During the initial positioning phase the system acoustic guidance beams operate in a pulsed mode (in the same way as a standard active sonar transmitter) to aid accurate identification of the object to/towards which the GUO 100 is to be directed.

A schematic diagram showing key steps in the guidance process are shown in FIG. 11. Data from the INS and search sonar are passed to a control computer which controls steering of the transmitter arrays 402A, 402B, 402C, 402D and provides for the necessary waveforms to be passed to elements of the transmitter arrays 402A, 402B, 402C, 402D. FIG. 12 shows a similar process used where the system 400 has transmitter arrays which are mechanically-steered by a motor and a motor-controller.

Once the GUO 100 has been launched the remote guidance system 400 is operated as follows: the transmitter arrays 402A, 402B, 402C, 402D will be switched to provide continuous transmission at their particular frequencies; the transmitter arrays 402A, 402B, 402C, 402D are pointed so that the null 304 of the acoustic beams 302A, 302B, 302C, 302D is pointed directly at the object to, or towards which, the SPUO 100 is to be directed (this point of aim was previously created using the method described above); during the flight time of the GUO 100 the acoustic beams 302A, 302B, 302C, 302D are adjusted to correct for motion of the remote guidance system 400, based upon INS and other sensor information.

The direction of the null 304 can be varied during the time of flight of the GUO 100. If required, the transmitter arrays 402A, 402B, 402C, 402D may be steered to a capture direction (which is optimised to ensure that the vehicle is captured between the acoustic beams) at launch and then moved steadily back to the required alignment to ensure that the GUO 100 arrives at the required position.

In FIG. 8 a vehicle launch point is shown in the centre of the remote guidance system 400. This denotes an ideal situation, whereby the GUO 100 will be launched from within the null 304, maximising the probability of the guidance system 400 capturing the GUO 100. Other techniques are equally possible, whereby the GUO 100 is launched from a remote position and aimed towards an intercept point with the acoustic beams.
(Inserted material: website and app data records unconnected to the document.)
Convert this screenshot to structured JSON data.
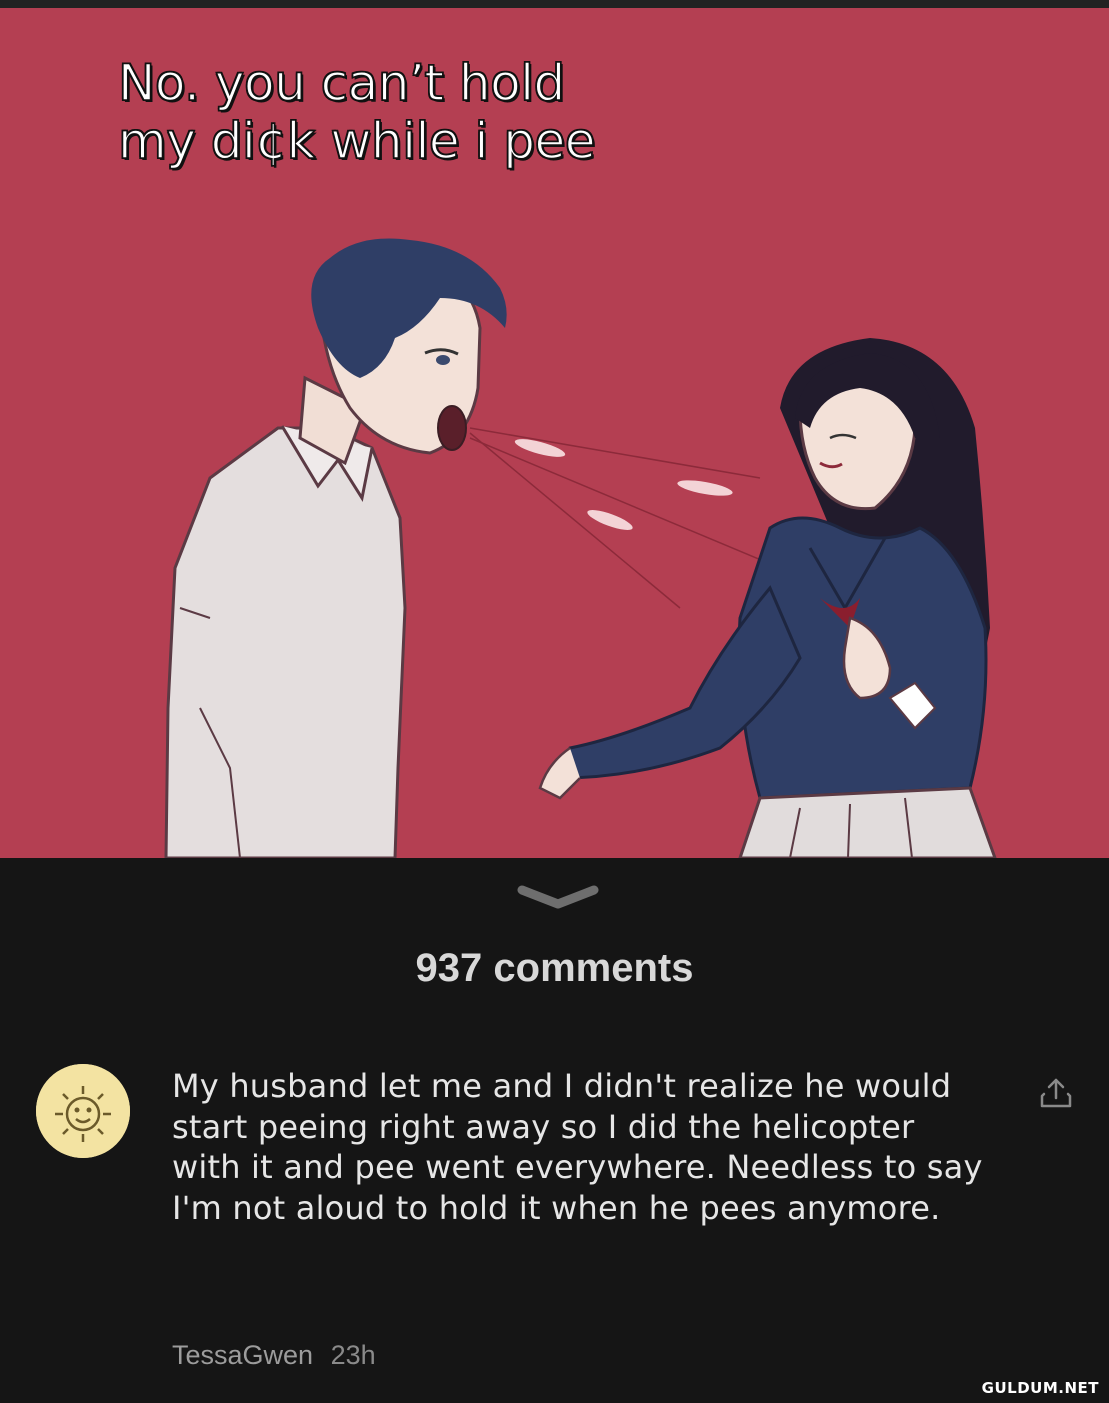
{
  "meme": {
    "caption_line1": "No. you can’t hold",
    "caption_line2": "my di¢k while i pee",
    "background_color": "#b43f52"
  },
  "comments": {
    "expand_icon": "chevron-down-icon",
    "count_label": "937 comments"
  },
  "comment": {
    "avatar_icon": "sun-face-avatar",
    "text": "My husband let me and I didn't realize he would start peeing right away so I did the helicopter with it and pee went everywhere. Needless to say I'm not aloud to hold it when he pees anymore.",
    "author": "TessaGwen",
    "time": "23h",
    "share_icon": "share-icon"
  },
  "watermark": "GULDUM.NET"
}
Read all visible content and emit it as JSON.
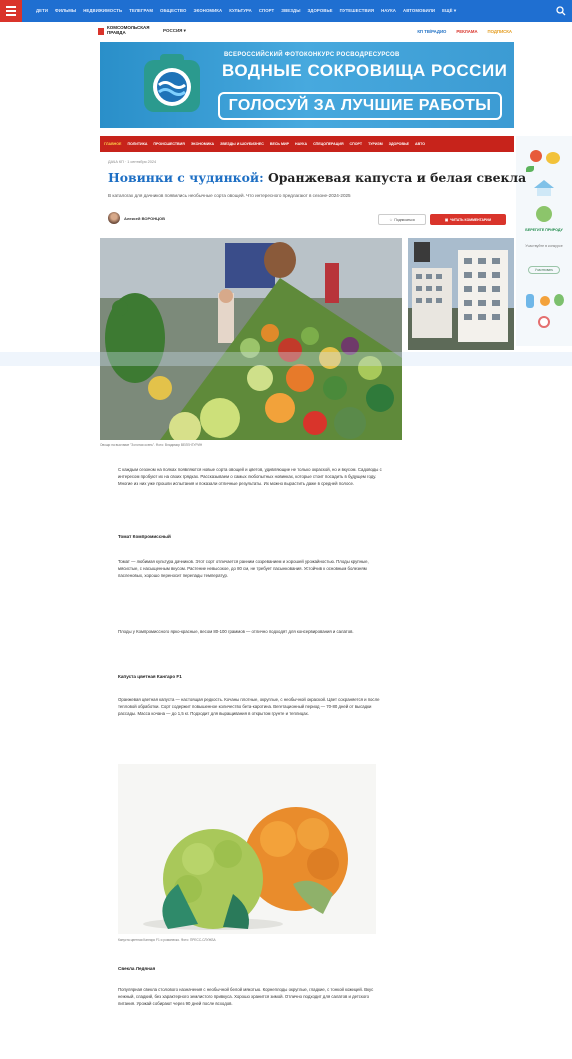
{
  "nav": {
    "links": [
      "ДЕТИ",
      "ФИЛЬМЫ",
      "НЕДВИЖИМОСТЬ",
      "ТЕЛЕГРАМ",
      "ОБЩЕСТВО",
      "ЭКОНОМИКА",
      "КУЛЬТУРА",
      "СПОРТ",
      "ЗВЕЗДЫ",
      "ЗДОРОВЬЕ",
      "ПУТЕШЕСТВИЯ",
      "НАУКА",
      "АВТОМОБИЛИ",
      "ЕЩЁ ▾"
    ]
  },
  "header": {
    "logo_text": "КОМСОМОЛЬСКАЯ ПРАВДА",
    "region": "РОССИЯ ▾",
    "right": [
      "КП ТВ/РАДИО",
      "РЕКЛАМА",
      "ПОДПИСКА"
    ]
  },
  "banner": {
    "subtitle": "ВСЕРОССИЙСКИЙ ФОТОКОНКУРС РОСВОДРЕСУРСОВ",
    "title": "ВОДНЫЕ СОКРОВИЩА РОССИИ",
    "cta": "ГОЛОСУЙ ЗА ЛУЧШИЕ РАБОТЫ"
  },
  "rubrics": [
    "ГЛАВНОЕ",
    "ПОЛИТИКА",
    "ПРОИСШЕСТВИЯ",
    "ЭКОНОМИКА",
    "ЗВЕЗДЫ И ШОУБИЗНЕС",
    "ВЕСЬ МИР",
    "НАУКА",
    "СПЕЦОПЕРАЦИЯ",
    "СПОРТ",
    "ТУРИЗМ",
    "ЗДОРОВЬЕ",
    "АВТО"
  ],
  "rail": {
    "promo_text": "БЕРЕГИТЕ ПРИРОДУ",
    "promo_sub": "Участвуйте в конкурсе",
    "button": "Участвовать"
  },
  "article": {
    "breadcrumb": "ДАЧА КП · 1 сентября 2024",
    "title_highlight": "Новинки с чудинкой:",
    "title_rest": " Оранжевая капуста и белая свекла",
    "lead": "В каталогах для дачников появились необычные сорта овощей. Что интересного предлагают в сезоне-2024-2025",
    "author": "Алексей ВОРОНЦОВ",
    "subscribe_btn": "Подписаться",
    "read_btn": "ЧИТАТЬ КОММЕНТАРИИ",
    "caption1": "Овощи на выставке \"Золотая осень\".\nФото: Владимир ВЕЛЕНГУРИН",
    "p1": "С каждым сезоном на полках появляются новые сорта овощей и цветов, удивляющие не только окраской, но и вкусом. Садоводы с интересом пробуют их на своих грядках. Рассказываем о самых любопытных новинках, которые стоит посадить в будущем году. Многие из них уже прошли испытания и показали отличные результаты. Их можно вырастить даже в средней полосе.",
    "h1": "Томат Компромиссный",
    "p2": "Томат — любимая культура дачников. Этот сорт отличается ранним созреванием и хорошей урожайностью. Плоды крупные, мясистые, с насыщенным вкусом. Растение невысокое, до 80 см, не требует пасынкования. Устойчив к основным болезням пасленовых, хорошо переносит перепады температур.",
    "p3": "Плоды у Компромиссного ярко-красные, весом 80-100 граммов — отлично подходят для консервирования и салатов.",
    "h2": "Капуста цветная Кангаро F1",
    "p4": "Оранжевая цветная капуста — настоящая редкость. Кочаны плотные, округлые, с необычной окраской. Цвет сохраняется и после тепловой обработки. Сорт содержит повышенное количество бета-каротина. Вегетационный период — 70-80 дней от высадки рассады. Масса кочана — до 1,5 кг. Подходит для выращивания в открытом грунте и теплицах.",
    "caption2": "Капуста цветная Кангаро F1 и романеско.\nФото: ПРЕСС-СЛУЖБА",
    "h3": "Свекла Ледяная",
    "p5": "Популярная свекла столового назначения с необычной белой мякотью. Корнеплоды округлые, гладкие, с тонкой кожицей. Вкус нежный, сладкий, без характерного землистого привкуса. Хорошо хранится зимой. Отлично подходит для салатов и детского питания. Урожай собирают через 90 дней после всходов."
  }
}
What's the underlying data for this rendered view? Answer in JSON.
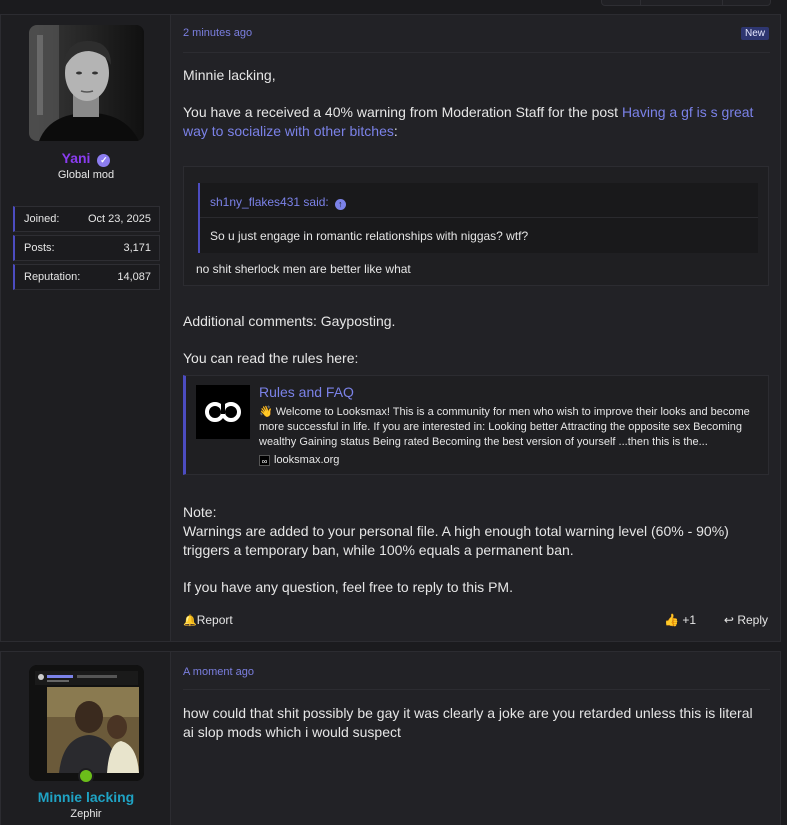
{
  "posts": [
    {
      "author": {
        "name": "Yani",
        "name_color": "#8a3cf0",
        "title": "Global mod",
        "stats": [
          {
            "label": "Joined:",
            "value": "Oct 23, 2025"
          },
          {
            "label": "Posts:",
            "value": "3,171"
          },
          {
            "label": "Reputation:",
            "value": "14,087"
          }
        ]
      },
      "timestamp": "2 minutes ago",
      "badge": "New",
      "greeting": "Minnie lacking,",
      "warning_prefix": "You have a received a 40% warning from Moderation Staff for the post ",
      "warning_link": "Having a gf is s great way to socialize with other bitches",
      "warning_suffix": ":",
      "quote": {
        "author_said": "sh1ny_flakes431 said:",
        "text": "So u just engage in romantic relationships with niggas? wtf?",
        "reply": "no shit sherlock men are better like what"
      },
      "additional_comments": "Additional comments: Gayposting.",
      "rules_intro": "You can read the rules here:",
      "unfurl": {
        "title": "Rules and FAQ",
        "description": "👋 Welcome to Looksmax! This is a community for men who wish to improve their looks and become more successful in life. If you are interested in: Looking better Attracting the opposite sex Becoming wealthy Gaining status Being rated Becoming the best version of yourself ...then this is the...",
        "domain": "looksmax.org"
      },
      "note_label": "Note:",
      "note_text": "Warnings are added to your personal file. A high enough total warning level (60% - 90%) triggers a temporary ban, while 100% equals a permanent ban.",
      "closing": "If you have any question, feel free to reply to this PM.",
      "actions": {
        "report": "Report",
        "like_count": "+1",
        "reply": "Reply"
      }
    },
    {
      "author": {
        "name": "Minnie lacking",
        "name_color": "#1fa3c4",
        "title": "Zephir",
        "online": true
      },
      "timestamp": "A moment ago",
      "text": "how could that shit possibly be gay it was clearly a joke are you retarded unless this is literal ai slop mods which i would suspect"
    }
  ]
}
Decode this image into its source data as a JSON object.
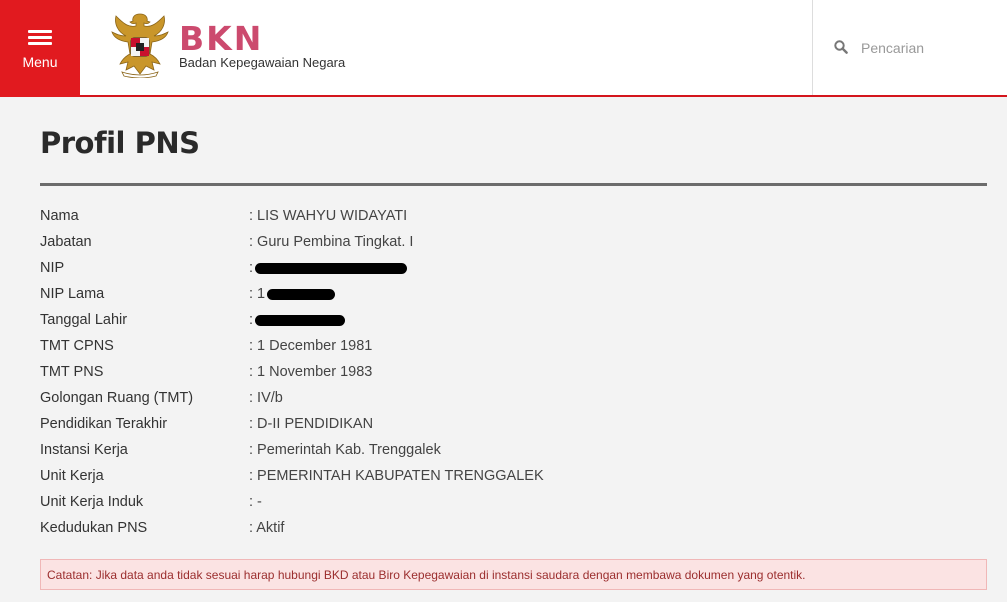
{
  "header": {
    "menu_label": "Menu",
    "brand": "BKN",
    "tagline": "Badan Kepegawaian Negara",
    "search": {
      "placeholder": "Pencarian",
      "value": ""
    },
    "accent_color": "#e11a1f",
    "brand_color": "#cc4a6e"
  },
  "page": {
    "title": "Profil PNS"
  },
  "profile": {
    "rows": [
      {
        "label": "Nama",
        "value": ": LIS WAHYU WIDAYATI"
      },
      {
        "label": "Jabatan",
        "value": ": Guru Pembina Tingkat. I"
      },
      {
        "label": "NIP",
        "value": ":"
      },
      {
        "label": "NIP Lama",
        "value": ": 1"
      },
      {
        "label": "Tanggal Lahir",
        "value": ":"
      },
      {
        "label": "TMT CPNS",
        "value": ": 1 December 1981"
      },
      {
        "label": "TMT PNS",
        "value": ": 1 November 1983"
      },
      {
        "label": "Golongan Ruang (TMT)",
        "value": ": IV/b"
      },
      {
        "label": "Pendidikan Terakhir",
        "value": ": D-II PENDIDIKAN"
      },
      {
        "label": "Instansi Kerja",
        "value": ": Pemerintah Kab. Trenggalek"
      },
      {
        "label": "Unit Kerja",
        "value": ": PEMERINTAH KABUPATEN TRENGGALEK"
      },
      {
        "label": "Unit Kerja Induk",
        "value": ": -"
      },
      {
        "label": "Kedudukan PNS",
        "value": ": Aktif"
      }
    ]
  },
  "note": {
    "text": "Catatan: Jika data anda tidak sesuai harap hubungi BKD atau Biro Kepegawaian di instansi saudara dengan membawa dokumen yang otentik."
  }
}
The remote guidance system 400 will naturally draw the vehicle towards the null 304 as soon as acoustic signals are encountered. If problems are encountered in this area, then some broad (200-300) beams can be added outside beams 302A, 302B, 302C, 302D for the first 100 m of vehicle movement to ensure capture of the SPUO 100. (Reducing the number of elements in the transmitter arrays 402A, 402B, 402C, 402D will naturally broaden the acoustic beams 302A, 302B, 302C, 302D.)

FIG. 11 shows an alternative remote guidance system 410 comprising a series of line arrays 412A, 412B, 412C, 412D. Each array 412A, 412B, 412C, 412D creates a 3.44 degree by 24 degree beam, two (412A, 412C) of which are narrow in the vertical for up/down guidance and two (412B, 412D) of which are narrow in the horizontal for left/right guidance. Electronic or mechanical steering may also be used to control the direction flown by the vehicle. The use of 9 elements in the upper (412A) and lower (412C) arrays supports electronic beam steering though +/12 degrees, whilst the use of two elements in the left and right hand arrays 412B, 412D supports left/right steering of +/3.5 degrees. The system 410 is thus simpler than the system 400, as it uses only 22 individual transmitter elements, rather than the 72 used to produce conical control beams. Mechanical beam steering may also be used in the system 410, again resulting in use of simpler, single element, transmitters but more complex mechanical systems.

Another remote guidance system 420 is shown in FIG. 12 in which three line arrays 422P. 422Q, 422R are arranged with an angular spacing of 120, with steering of the acoustic beams being achieved mechanically.

Although the GUO 100 is self-propelled, other embodiments of the invention may be non-self-propelled, e.g. an underwater projectile given an initial impulse at launch sufficient for the projectile to have a desired range but having no propulsion means.